How do I contest a will?
"Ten years ago my father retired and emigrated to France where he married again. However, he recently passed away, leaving wills in both France and the UK that left his assets to different parties. What rights do I have to contest the wills?"
Ask the Professionals: Lauren Parker, solicitor at law firm Mills & Reeve, says:
The first issue to consider is whether both wills are formally valid. Depending on the circumstances surrounding the preparation and execution of your father’s wills, you may be able to contest their validity on one of four grounds: the wills must be correctly signed and witnessed, you father must have understood the nature of his wills, known of and approved of their contents and the wills should reflect his intentions and not those of any potential beneficiaries.
Assuming that both wills are valid, you will need to ascertain the order in which they were executed, since the most recent will revoke an earlier one. If your father died domiciled in either England or Wales you may be able to bring a claim against his estate under the Inheritance (Provision for Family and Dependants) Act 1975, on the basis that he failed to make reasonable financial provision for you.
The second point to consider is that, irrespective of the terms of either will, any immoveable property, situated in France (such as land) must be passed in accordance with French succession laws.
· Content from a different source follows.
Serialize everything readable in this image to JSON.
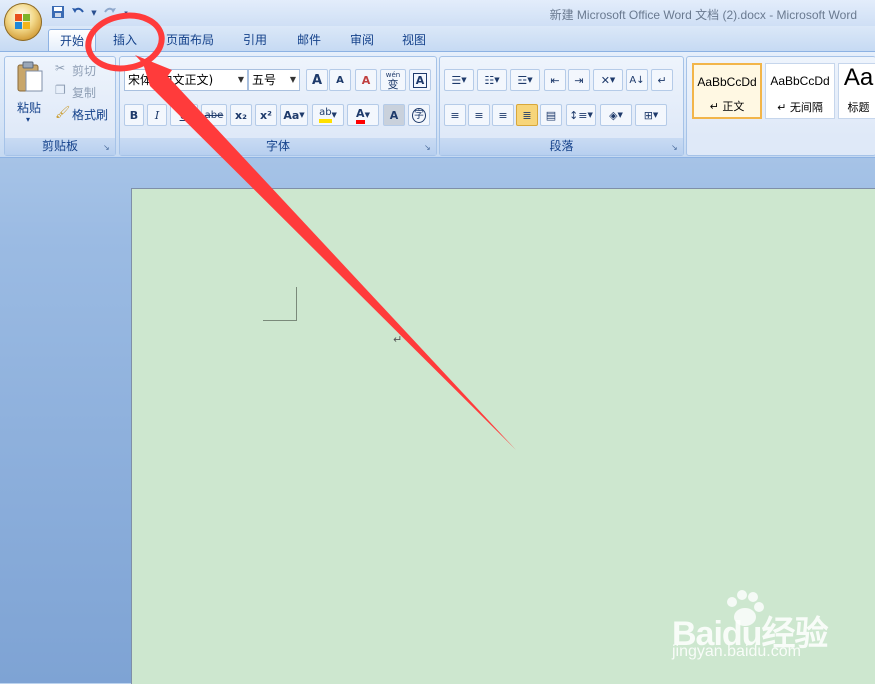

Unless the immoveable property was owned en tontine (akin to joint owners in England), a fixed share should pass to you and your siblings. Seek the advice of a French lawyer as to the validity of the French will and its impact on your father’s French estate.
Everything you own: all your assets (property, cars, investments, savings, insurance payouts, artwork, furniture etc) minus any liabilities (debts, current bills, payments still owed on assets like cars and houses, credit card balances and other outstanding loans). When you’re alive this is called your wealth; when you’re dead, it becomes your estate.